About two million Russians took part in May Day celebrations – the day which is now known in Russia as Spring and Labor Day. The press service of the Russian Interior Ministry said that all publice events in Russia took place without any serious incidents.
May Day festivities took place in 1,057 cities and towns of the country. About two million people participated in meetings and demonstrations across Russia.
Over 103,000 police officers and 5,000 Interior Ministry servicemen went on duty to guarantee the security of public events.
There were no serious incidents reported during the celebrations of the Spring and Labor Day on May 1, Itar-Tass reported.
May Day occurs on May 1 and refers to several public holidays. In many countries, May Day is synonymous with International Workers' Day, or Labor Day, which celebrates the social and economic achievements of the labor movement. As a day of celebration the holiday has ancient origins, and it can relate to many customs that have survived into modern times.

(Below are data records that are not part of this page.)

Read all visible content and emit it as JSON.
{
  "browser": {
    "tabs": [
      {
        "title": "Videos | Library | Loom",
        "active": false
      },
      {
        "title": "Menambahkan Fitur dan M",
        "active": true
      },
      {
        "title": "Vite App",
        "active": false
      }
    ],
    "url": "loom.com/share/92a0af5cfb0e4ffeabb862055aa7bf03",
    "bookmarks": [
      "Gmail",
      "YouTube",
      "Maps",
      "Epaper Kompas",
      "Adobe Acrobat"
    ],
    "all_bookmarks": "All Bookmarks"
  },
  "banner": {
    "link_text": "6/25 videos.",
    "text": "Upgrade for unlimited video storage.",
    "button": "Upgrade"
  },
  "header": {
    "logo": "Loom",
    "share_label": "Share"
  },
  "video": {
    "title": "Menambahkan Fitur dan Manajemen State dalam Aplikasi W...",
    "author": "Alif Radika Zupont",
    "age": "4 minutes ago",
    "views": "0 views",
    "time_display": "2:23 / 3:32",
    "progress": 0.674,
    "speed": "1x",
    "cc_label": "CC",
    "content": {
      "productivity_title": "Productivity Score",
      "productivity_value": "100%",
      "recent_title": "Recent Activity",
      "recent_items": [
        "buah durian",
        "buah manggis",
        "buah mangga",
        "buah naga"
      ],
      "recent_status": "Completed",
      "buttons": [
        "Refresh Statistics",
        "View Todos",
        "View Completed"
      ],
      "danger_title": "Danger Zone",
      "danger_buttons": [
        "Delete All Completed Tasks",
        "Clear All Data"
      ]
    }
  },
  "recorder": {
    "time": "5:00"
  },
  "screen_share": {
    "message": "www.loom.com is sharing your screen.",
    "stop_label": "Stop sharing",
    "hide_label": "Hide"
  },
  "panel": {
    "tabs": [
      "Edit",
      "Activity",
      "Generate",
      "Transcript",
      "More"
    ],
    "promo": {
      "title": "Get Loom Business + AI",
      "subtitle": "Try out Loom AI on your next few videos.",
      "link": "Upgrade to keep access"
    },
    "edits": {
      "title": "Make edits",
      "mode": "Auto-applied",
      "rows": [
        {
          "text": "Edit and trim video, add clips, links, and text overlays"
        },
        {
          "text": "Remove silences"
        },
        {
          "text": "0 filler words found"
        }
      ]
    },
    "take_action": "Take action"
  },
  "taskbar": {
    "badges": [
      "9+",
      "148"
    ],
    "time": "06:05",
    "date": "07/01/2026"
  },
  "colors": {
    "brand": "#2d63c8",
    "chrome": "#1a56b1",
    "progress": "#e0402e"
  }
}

May Day was celebrated illegally in Russia until the February Revolution enabled the first legal celebration in 1917. The following year, after the Bolshevik seizure of power, the May Day celebrations were boycotted by Mensheviks, Left Socialist Revolutionaries and anarchists. It became an important official holiday of the Soviet Union, celebrated with elaborate popular parade in the centre of the major cities. The biggest celebration was traditionally organized on the Red Square, where the General Secretary of the CPSU and other party and government leaders stood atop Lenin's Mausoleum and waved to the crowds. Since 1992, May Day is officially called "The Day of Spring and Labor", and remains a major holiday in the present-day Russia.
Kent McLellan, an American neo-Nazi who fought in the Donbass as part of the Nazi Right Sector* movement, returned to Florida and started sharing his experience with media outlets